## About this task
Among the entries below, copy every line that carries the word "Черепаново".
━━ Data under study
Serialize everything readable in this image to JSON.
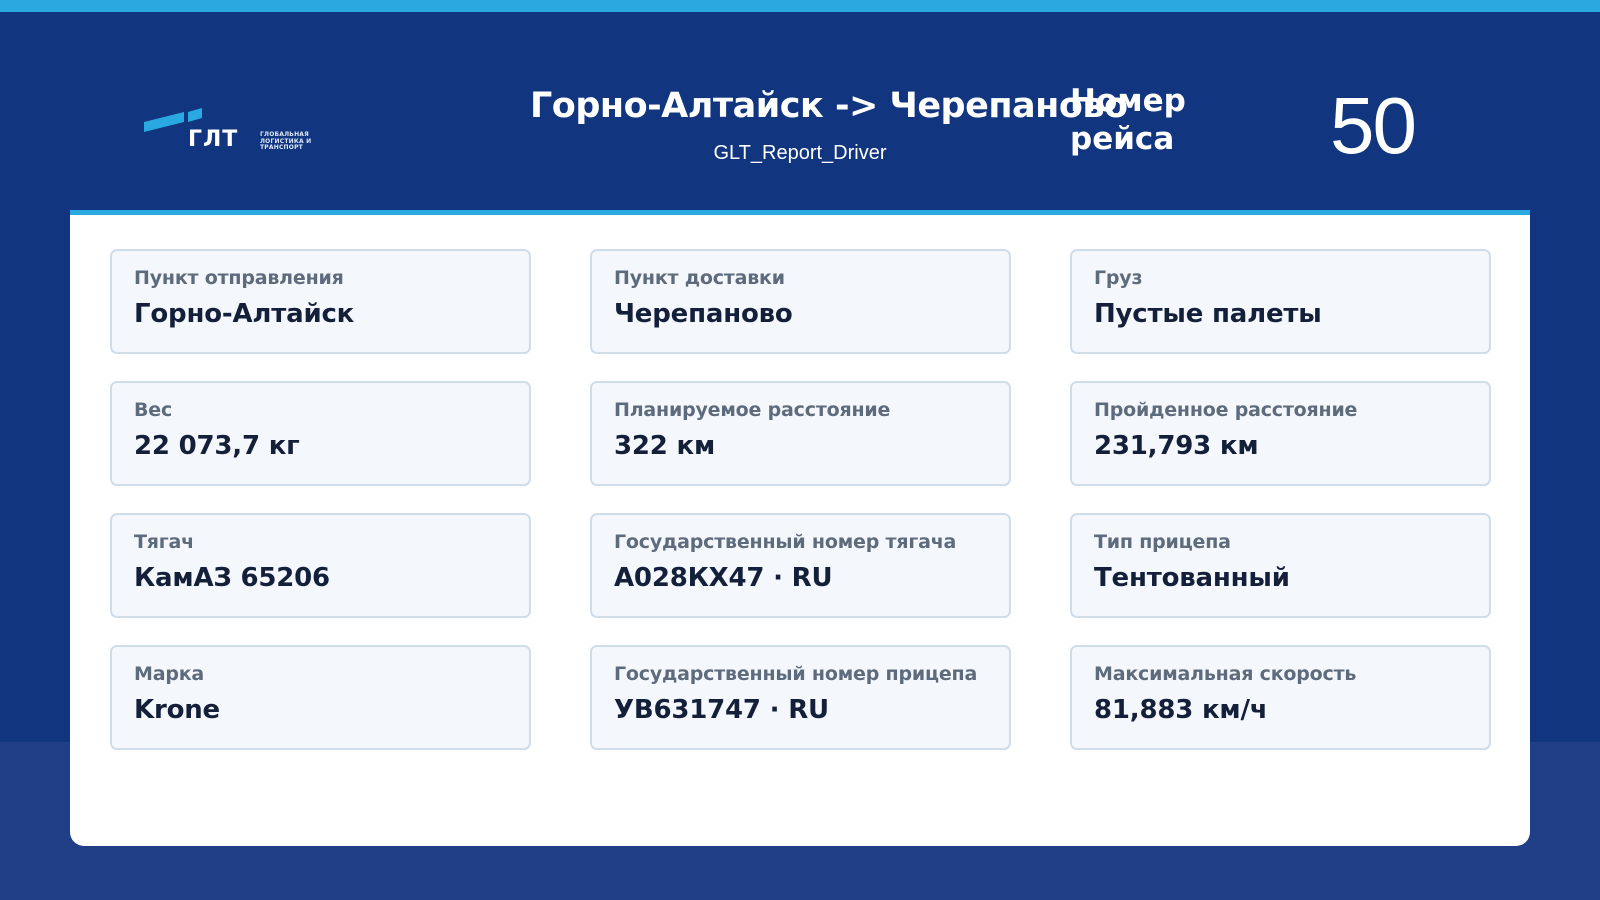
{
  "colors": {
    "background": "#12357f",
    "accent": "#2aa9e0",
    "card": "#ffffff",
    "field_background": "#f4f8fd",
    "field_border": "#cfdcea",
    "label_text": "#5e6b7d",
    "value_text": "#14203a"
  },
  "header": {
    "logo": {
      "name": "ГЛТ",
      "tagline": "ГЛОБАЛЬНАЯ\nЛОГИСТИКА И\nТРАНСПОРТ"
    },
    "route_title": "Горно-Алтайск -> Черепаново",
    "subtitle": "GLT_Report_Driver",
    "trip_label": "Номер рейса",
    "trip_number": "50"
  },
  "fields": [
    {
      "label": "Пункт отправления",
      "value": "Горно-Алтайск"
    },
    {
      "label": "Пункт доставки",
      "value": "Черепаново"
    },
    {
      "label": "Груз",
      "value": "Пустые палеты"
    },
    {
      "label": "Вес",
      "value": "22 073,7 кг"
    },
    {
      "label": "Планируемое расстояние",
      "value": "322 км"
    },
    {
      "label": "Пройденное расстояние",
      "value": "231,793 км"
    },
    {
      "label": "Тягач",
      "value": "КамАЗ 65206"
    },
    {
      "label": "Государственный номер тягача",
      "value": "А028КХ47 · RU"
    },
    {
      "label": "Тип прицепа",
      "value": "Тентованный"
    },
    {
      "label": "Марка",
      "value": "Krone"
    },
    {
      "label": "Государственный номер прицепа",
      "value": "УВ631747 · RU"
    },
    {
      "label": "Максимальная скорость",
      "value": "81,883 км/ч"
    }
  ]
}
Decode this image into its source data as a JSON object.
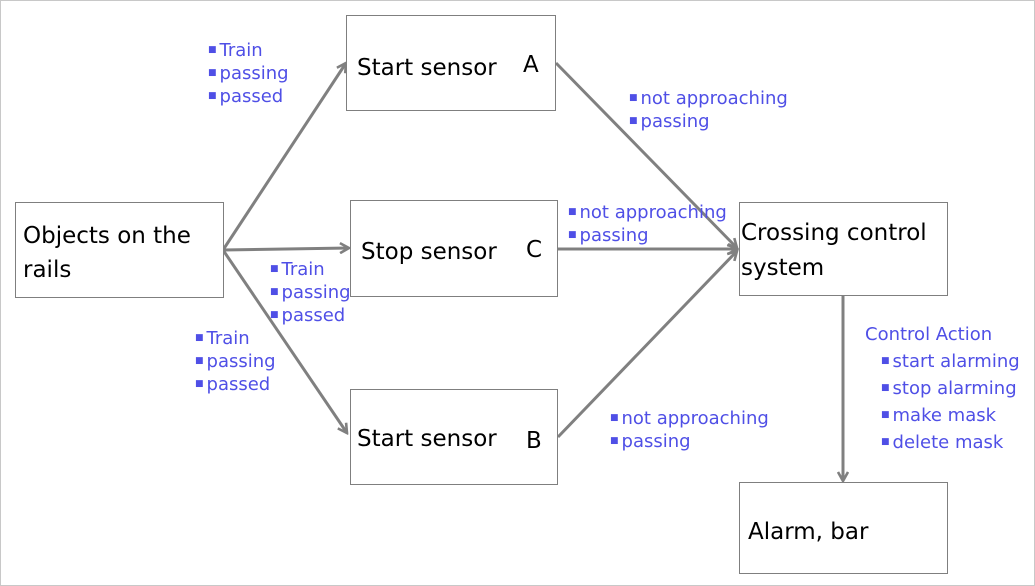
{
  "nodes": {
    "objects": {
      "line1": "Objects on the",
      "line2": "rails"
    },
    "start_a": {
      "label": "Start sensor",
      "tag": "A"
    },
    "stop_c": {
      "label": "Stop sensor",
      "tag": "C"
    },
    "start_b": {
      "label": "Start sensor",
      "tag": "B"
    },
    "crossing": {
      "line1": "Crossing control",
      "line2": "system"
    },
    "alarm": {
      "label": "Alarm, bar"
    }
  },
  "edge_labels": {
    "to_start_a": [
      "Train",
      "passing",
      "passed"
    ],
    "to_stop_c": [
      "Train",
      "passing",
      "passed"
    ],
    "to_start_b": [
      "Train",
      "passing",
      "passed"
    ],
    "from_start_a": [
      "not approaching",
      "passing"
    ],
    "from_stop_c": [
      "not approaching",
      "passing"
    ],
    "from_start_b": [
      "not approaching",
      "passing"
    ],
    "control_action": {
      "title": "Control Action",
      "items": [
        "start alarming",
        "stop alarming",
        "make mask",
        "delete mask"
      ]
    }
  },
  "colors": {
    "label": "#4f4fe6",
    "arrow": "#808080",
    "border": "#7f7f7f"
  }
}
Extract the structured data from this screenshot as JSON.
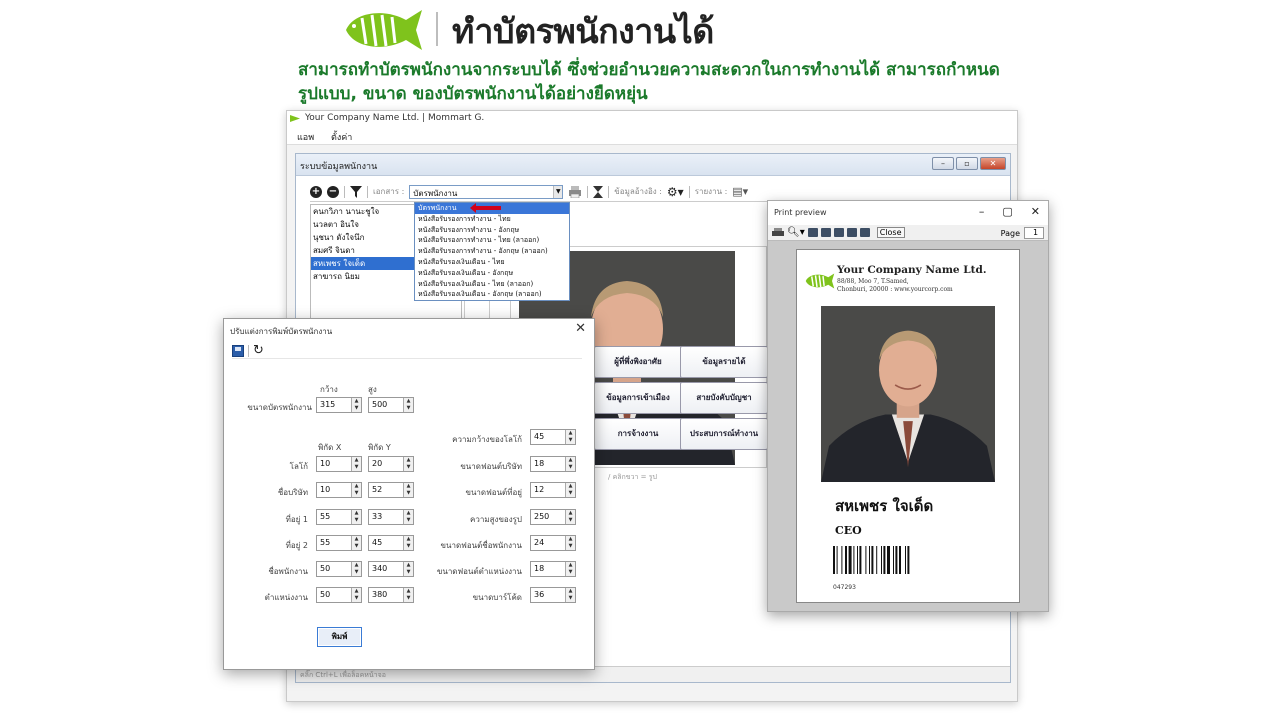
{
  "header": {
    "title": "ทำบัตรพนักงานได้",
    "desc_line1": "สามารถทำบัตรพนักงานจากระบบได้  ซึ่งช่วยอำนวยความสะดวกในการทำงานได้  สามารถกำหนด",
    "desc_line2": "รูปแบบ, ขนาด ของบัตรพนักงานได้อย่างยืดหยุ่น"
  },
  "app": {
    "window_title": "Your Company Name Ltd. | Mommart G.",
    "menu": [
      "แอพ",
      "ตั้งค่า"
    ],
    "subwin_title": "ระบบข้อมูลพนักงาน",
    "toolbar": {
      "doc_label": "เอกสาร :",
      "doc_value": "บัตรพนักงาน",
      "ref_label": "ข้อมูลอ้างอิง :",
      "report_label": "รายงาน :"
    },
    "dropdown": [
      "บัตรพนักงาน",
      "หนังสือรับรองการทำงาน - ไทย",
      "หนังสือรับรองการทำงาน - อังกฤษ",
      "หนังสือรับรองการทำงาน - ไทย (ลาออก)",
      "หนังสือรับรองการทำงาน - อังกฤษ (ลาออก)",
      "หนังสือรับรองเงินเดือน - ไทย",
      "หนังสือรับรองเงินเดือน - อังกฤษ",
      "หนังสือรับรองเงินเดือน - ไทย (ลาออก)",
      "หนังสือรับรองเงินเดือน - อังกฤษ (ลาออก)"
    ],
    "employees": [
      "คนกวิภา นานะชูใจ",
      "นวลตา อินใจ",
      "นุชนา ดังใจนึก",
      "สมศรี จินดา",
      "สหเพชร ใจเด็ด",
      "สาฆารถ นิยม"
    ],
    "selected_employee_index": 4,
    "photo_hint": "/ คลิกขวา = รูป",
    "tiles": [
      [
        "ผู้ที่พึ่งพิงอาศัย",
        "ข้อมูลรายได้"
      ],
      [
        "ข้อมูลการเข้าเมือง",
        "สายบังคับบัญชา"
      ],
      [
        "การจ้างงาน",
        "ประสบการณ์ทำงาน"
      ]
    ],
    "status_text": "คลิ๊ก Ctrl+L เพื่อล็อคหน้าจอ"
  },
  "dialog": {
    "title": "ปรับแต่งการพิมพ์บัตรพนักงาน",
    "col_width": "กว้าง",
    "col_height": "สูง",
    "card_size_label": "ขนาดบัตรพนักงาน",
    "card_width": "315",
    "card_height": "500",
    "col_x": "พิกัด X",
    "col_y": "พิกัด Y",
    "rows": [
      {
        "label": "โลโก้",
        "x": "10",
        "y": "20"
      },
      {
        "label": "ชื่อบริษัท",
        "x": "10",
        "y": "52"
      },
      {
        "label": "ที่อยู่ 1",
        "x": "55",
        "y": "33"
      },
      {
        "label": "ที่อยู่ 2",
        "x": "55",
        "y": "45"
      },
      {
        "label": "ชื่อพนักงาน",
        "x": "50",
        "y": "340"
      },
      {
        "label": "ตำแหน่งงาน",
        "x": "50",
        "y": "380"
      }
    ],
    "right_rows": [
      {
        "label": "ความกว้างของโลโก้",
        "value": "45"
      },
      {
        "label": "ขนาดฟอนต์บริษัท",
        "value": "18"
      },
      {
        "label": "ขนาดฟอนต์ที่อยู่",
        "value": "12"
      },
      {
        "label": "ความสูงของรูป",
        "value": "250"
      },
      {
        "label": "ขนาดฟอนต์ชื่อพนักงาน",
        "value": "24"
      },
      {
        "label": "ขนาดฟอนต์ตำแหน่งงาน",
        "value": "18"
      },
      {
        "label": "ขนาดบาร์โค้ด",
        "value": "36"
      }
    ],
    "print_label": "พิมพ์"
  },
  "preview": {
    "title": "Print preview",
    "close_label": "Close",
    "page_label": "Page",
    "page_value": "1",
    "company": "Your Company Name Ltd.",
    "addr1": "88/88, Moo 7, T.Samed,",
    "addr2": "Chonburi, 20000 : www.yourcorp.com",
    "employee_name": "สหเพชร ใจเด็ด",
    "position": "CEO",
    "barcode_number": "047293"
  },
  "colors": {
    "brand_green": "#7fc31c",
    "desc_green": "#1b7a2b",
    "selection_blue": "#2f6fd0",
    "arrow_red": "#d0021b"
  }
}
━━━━
## Written answer
    "route_title": "Горно-Алтайск -> Черепаново",
      "value": "Черепаново"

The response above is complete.